When we brought Sylvie the gray tabby home last month, she was six or seven weeks old. When we opened the door of the carrier, she retreated to the back and gazed at us from that tiny face with big eyes, ears pricked all the way up. A minute later she was circumnavigating the living room, starting along the edges and working in concentric circles toward the center. She stopped to touch each object with a paw or with her nose, or maybe give it a little taste, and was on to the next. Then perhaps she returned to the first one and touched it again, as though being sure it was still there, a permanent feature, and establishing its spatial relation to the second thing. She probably took 15 minutes on the task before realizing that it was time to eat and sleep.
Over the next few hours, she circumnavigated and charted each room, closet, cupboard she entered, at first hesitantly, but moving quickly into explorer mode. And as she's gotten more physically capable, ever-more cat-like in her agility, over the past few weeks, the representation has expanded into three dimensions, like the clockwork map from Game of Thrones. She's started getting up on the backs of chairs, up onto tables, bookcases, windowsills, counters, adding a series of vertical layers to the horizontal chart. She must be frustrated at this point that she can't walk around on the ceiling.

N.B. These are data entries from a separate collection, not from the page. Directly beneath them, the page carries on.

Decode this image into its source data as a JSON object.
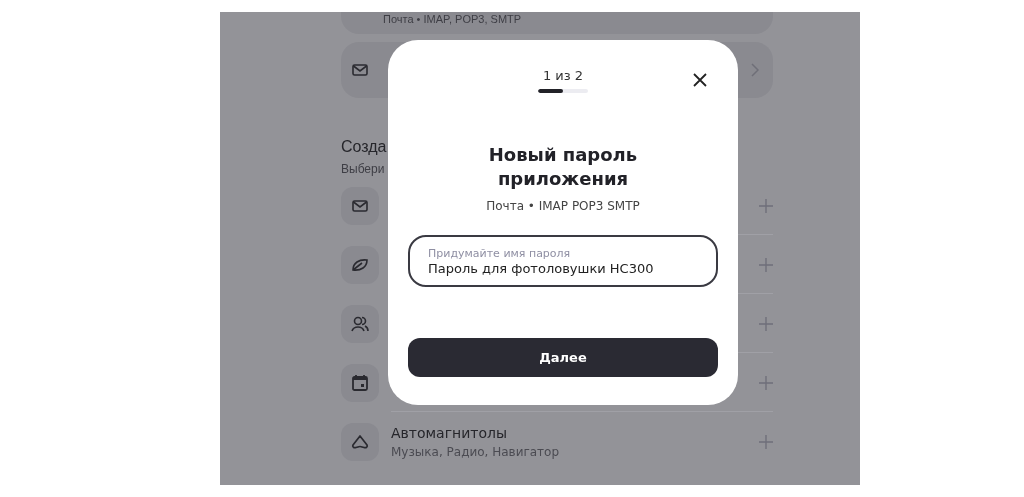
{
  "background": {
    "top_card": {
      "subtitle": "Почта • IMAP, POP3, SMTP"
    },
    "section": {
      "title": "Созда",
      "subtitle": "Выбери"
    },
    "rows": [
      {
        "kind": "mail"
      },
      {
        "kind": "leaf"
      },
      {
        "kind": "people"
      },
      {
        "kind": "calendar"
      },
      {
        "kind": "car",
        "title": "Автомагнитолы",
        "subtitle": "Музыка, Радио, Навигатор"
      }
    ]
  },
  "dialog": {
    "step": "1 из 2",
    "progress": {
      "level": 0.5
    },
    "title": "Новый пароль приложения",
    "subtitle": "Почта • IMAP POP3 SMTP",
    "field": {
      "placeholder": "Придумайте имя пароля",
      "value": "Пароль для фотоловушки HC300"
    },
    "button": "Далее"
  }
}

Generating a representation of the space around them and the objects in that space seems essential to a cat-style predator, especially one who’s also liable, on a bad day, to end up as prey. Out here in rural central Pennsylvania, there are colonies of feral cats, no doubt mapping the whole region, and there are animals that take cats, such as foxes and coyotes. But in those sorts of conditions, it’s a matter of life and death to know where to find the nearest good cover, to know which features are permanent and which mobile or ephemeral, to be able to detect any change as well as any movement.
I've noticed this for years with my 12-year-old gray tabby Thistle. Bring a box in, as one now does so often, and even if she didn't see it come in, it's the first thing she notices. She'll still circumnavigate it and touch it, though maybe she no longer tries to leap into or onto it. Once she has it fixed in her mind, she dismisses it. But she's always aware of every new thing in every room, always interested, still continually reconstruing her environment as it shifts.

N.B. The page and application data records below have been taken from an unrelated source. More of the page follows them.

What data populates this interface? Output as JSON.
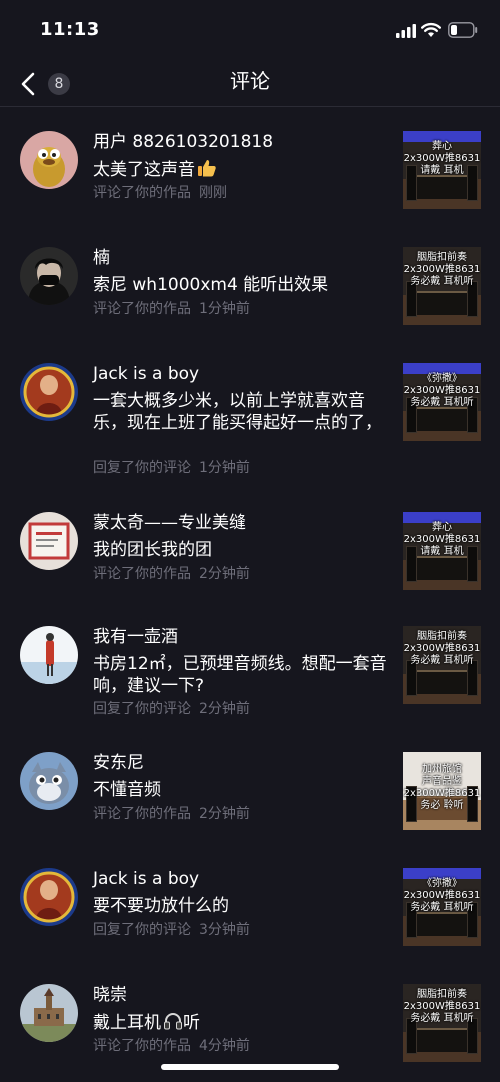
{
  "status_bar": {
    "time": "11:13",
    "icons": [
      "signal-icon",
      "wifi-icon",
      "battery-icon"
    ]
  },
  "header": {
    "back_badge": "8",
    "title": "评论"
  },
  "colors": {
    "background": "#16161e",
    "meta_text": "#6e6e7a",
    "divider": "#2b2b35"
  },
  "notifications": [
    {
      "user": "用户 8826103201818",
      "text": "太美了这声音",
      "emoji": "thumbs-up-icon",
      "action": "评论了你的作品",
      "time": "刚刚",
      "thumb_caption": "葬心\n2x300W推8631\n请戴   耳机"
    },
    {
      "user": "楠",
      "text": "索尼 wh1000xm4 能听出效果",
      "action": "评论了你的作品",
      "time": "1分钟前",
      "thumb_caption": "胭脂扣前奏\n2x300W推8631\n务必戴   耳机听"
    },
    {
      "user": "Jack is a boy",
      "text": "一套大概多少米，以前上学就喜欢音乐，现在上班了能买得起好一点的了，",
      "action": "回复了你的评论",
      "time": "1分钟前",
      "thumb_caption": "《弥撒》\n2x300W推8631\n务必戴   耳机听"
    },
    {
      "user": "蒙太奇——专业美缝",
      "text": "我的团长我的团",
      "action": "评论了你的作品",
      "time": "2分钟前",
      "thumb_caption": "葬心\n2x300W推8631\n请戴   耳机"
    },
    {
      "user": "我有一壶酒",
      "text": "书房12㎡，已预埋音频线。想配一套音响，建议一下?",
      "action": "回复了你的评论",
      "time": "2分钟前",
      "thumb_caption": "胭脂扣前奏\n2x300W推8631\n务必戴   耳机听"
    },
    {
      "user": "安东尼",
      "text": "不懂音频",
      "action": "评论了你的作品",
      "time": "2分钟前",
      "thumb_caption": "加州旅馆\n声音品鉴\n2x300W推8631\n务必   聆听"
    },
    {
      "user": "Jack is a boy",
      "text": "要不要功放什么的",
      "action": "回复了你的评论",
      "time": "3分钟前",
      "thumb_caption": "《弥撒》\n2x300W推8631\n务必戴   耳机听"
    },
    {
      "user": "晓崇",
      "text": "戴上耳机",
      "text_after": "听",
      "emoji": "headphones-icon",
      "action": "评论了你的作品",
      "time": "4分钟前",
      "thumb_caption": "胭脂扣前奏\n2x300W推8631\n务必戴   耳机听"
    }
  ]
}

Yesterday we were putting together a large cabinet in the living room. Sylvie was registering every change, jumping around the boxes, tearing or bopping at the packing materials. But Thistle was looking in through the window, refusing to enter an environment so familiar and yet at that moment so reconfigured and volatile. It's dangerous in there, her rebuking look through the glass seemed to say. Call me when you're finished.
Different species, it strikes me, have different relations to the world we all inhabit together, or perhaps different techniques and capacities for representing it. Dogs probably identify recurring objects and people by smell, for example. Their representation of the space they're in is a smell chart oriented around what the things and creatures around them are exuding or emitting. That probably yields a lot of information very quickly about what sort of things they are, which takes a cat a while longer to establish to her satisfaction. I think our maps are nearer to the cats': we’re primarily visual and tactile too. But we map very differently, because we move very differently: we rarely see the world from the mantelpiece, the top of the fridge, or the back of the cupboard. The cats have a more complete map.
But, though we represent the world so differently, it’s the same world that we all represent, even with our different sensory and kinesthetic abilities and experiences. The cat does it by sight and the dog by smell, but they both recognize familiar people and objects, which are familiar to us as well. When it's time to leave, we'll all push at the door rather than trying to pass through a wall. This is because there’s exactly one world which we're trying to negotiate with our different capacities, one world that we share, even as we experience it in ways that are distinctive to a species and even to some extent in ways distinctive to an individual.
I imagine the mapping capacity is inborn and instinctual in cats. But what they map isn’t instinctual; how the instincts are applied can’t itself be an instinct. Every environment is different, and none is preloaded into a cat's brain (if it were, the cat could not survive in the actual world). A creature could have an instinct to explore, but no instinct specifies what it finds when it does. It has to be open to new information, and I feel that it has to be doing something analogous to what, when we do it, we call reasoning.
If you're raising a kitten (which I recommend), this is a difficult conclusion to avoid.